Just east of the Kenai Peninsula in south central Alaska sits Prince William Sound: an inlet full of tidewater glaciers spanning 3,800 miles of coastline and flanked by the jagged Chugach Mountains. Home to several species of salmon and other fish, commercial fishing has been the main industry that has sustained its communities for decades.

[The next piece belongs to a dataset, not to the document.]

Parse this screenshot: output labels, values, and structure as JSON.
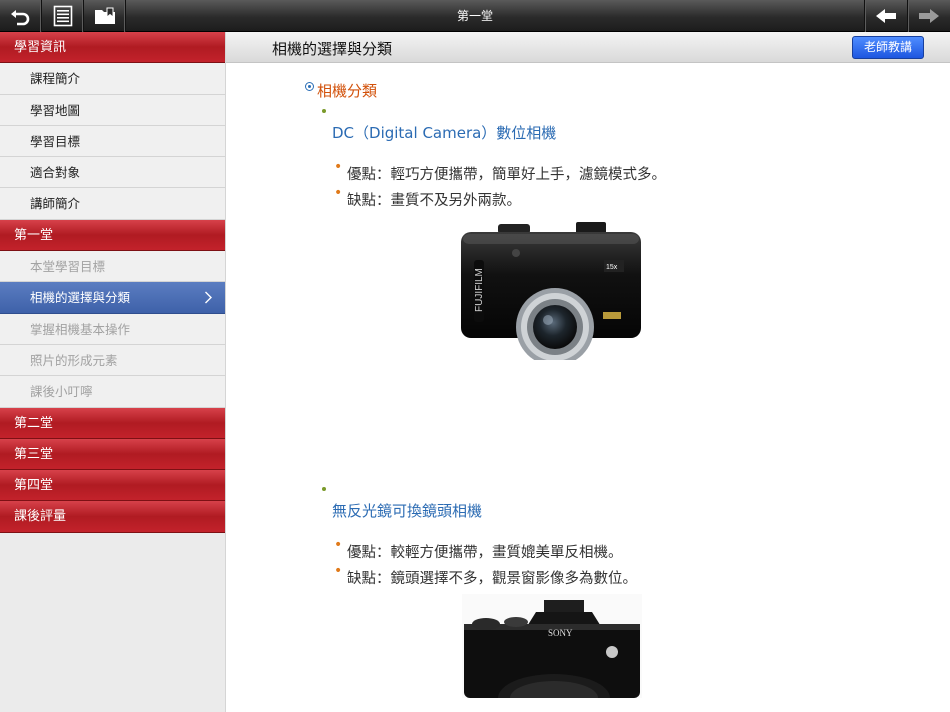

But warming waters caused by climate change has led to fewer fish stocks, making commercial fishing more challenging and less profitable.

“I never had any interest in buying a fishing permit or owning my own boat because I saw the changes happening,” says Rion Schmidt, a Sugpiaq Native who has worked in fishing and fish research his whole life. “Fewer and fewer fish, water warming up; I realized while I might be able to live a subsistence lifestyle and eat these foods, that making all my money off the fisheries might not be totally sustainable for someone like myself.”